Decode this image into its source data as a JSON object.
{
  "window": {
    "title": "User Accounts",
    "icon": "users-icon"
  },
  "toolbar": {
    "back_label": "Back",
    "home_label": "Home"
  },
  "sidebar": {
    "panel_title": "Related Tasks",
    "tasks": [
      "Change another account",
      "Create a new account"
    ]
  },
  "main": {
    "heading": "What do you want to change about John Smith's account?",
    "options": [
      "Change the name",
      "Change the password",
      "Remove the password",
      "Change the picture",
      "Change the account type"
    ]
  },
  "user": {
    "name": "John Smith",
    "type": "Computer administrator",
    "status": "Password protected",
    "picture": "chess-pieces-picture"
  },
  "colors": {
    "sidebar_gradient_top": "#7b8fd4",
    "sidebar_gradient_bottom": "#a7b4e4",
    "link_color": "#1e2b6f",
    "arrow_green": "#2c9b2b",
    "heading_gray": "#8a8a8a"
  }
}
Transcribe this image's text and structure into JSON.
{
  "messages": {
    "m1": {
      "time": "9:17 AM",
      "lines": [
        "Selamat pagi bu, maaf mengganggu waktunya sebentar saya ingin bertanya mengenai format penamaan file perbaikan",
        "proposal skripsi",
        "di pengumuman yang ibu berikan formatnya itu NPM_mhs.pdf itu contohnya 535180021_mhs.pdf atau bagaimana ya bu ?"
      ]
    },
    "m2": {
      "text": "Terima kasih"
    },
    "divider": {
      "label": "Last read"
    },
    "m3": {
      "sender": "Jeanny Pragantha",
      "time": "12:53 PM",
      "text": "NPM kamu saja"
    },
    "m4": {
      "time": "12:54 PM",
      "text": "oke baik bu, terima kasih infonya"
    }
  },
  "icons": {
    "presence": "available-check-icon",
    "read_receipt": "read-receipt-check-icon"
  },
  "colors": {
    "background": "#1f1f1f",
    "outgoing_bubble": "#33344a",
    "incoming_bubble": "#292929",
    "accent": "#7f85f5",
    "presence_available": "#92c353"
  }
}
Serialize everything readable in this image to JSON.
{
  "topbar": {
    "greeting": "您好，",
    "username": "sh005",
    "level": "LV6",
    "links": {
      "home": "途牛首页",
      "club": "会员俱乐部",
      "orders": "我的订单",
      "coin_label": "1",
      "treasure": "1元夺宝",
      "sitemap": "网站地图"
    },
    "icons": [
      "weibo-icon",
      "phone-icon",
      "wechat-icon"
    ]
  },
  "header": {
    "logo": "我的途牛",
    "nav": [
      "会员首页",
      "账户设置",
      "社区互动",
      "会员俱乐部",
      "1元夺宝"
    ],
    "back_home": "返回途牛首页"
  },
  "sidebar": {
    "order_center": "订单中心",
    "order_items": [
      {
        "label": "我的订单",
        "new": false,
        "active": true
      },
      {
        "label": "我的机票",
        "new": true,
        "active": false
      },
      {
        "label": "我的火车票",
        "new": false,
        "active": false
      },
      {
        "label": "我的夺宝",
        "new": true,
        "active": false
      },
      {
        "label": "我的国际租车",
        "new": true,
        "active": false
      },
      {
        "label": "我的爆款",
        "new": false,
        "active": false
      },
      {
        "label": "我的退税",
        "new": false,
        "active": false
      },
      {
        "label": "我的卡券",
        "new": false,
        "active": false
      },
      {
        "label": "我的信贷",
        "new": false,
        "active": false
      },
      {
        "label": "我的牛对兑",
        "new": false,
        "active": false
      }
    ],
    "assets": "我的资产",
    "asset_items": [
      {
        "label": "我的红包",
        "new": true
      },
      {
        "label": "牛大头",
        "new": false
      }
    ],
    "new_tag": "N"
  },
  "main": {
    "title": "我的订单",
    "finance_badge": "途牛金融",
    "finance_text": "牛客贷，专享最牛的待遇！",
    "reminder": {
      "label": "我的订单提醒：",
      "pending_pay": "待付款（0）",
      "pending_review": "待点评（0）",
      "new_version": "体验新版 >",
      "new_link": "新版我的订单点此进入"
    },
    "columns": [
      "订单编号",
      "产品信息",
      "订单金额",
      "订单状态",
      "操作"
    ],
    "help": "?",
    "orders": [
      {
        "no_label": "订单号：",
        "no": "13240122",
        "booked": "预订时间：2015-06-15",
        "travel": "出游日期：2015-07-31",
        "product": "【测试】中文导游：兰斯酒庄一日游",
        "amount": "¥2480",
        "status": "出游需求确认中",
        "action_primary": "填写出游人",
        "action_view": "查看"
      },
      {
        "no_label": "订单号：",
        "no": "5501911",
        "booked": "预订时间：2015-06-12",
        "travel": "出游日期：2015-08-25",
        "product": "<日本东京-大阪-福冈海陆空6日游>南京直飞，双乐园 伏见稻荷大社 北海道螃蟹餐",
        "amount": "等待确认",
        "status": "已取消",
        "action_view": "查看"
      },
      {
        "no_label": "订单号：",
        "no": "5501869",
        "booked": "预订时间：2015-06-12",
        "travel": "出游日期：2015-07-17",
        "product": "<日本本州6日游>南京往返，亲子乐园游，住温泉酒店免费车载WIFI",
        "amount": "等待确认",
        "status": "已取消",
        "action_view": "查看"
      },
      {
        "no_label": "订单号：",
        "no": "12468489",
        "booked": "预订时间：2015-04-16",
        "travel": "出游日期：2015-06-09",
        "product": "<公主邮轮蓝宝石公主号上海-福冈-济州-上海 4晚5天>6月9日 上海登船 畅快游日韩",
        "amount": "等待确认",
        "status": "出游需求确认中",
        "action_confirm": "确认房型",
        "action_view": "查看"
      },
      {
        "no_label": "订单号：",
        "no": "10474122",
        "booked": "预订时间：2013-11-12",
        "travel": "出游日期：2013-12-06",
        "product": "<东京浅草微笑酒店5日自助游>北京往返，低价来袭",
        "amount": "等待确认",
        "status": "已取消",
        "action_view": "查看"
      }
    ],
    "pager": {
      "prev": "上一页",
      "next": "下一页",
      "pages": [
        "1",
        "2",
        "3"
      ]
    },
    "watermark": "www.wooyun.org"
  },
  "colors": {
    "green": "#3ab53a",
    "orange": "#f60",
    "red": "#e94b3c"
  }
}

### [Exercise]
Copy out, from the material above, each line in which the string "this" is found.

### [Your solution]
Decode this image into its source data as a JSON object.
Transcribe this image's text and structure into JSON.
Serialize everything readable in this image to JSON.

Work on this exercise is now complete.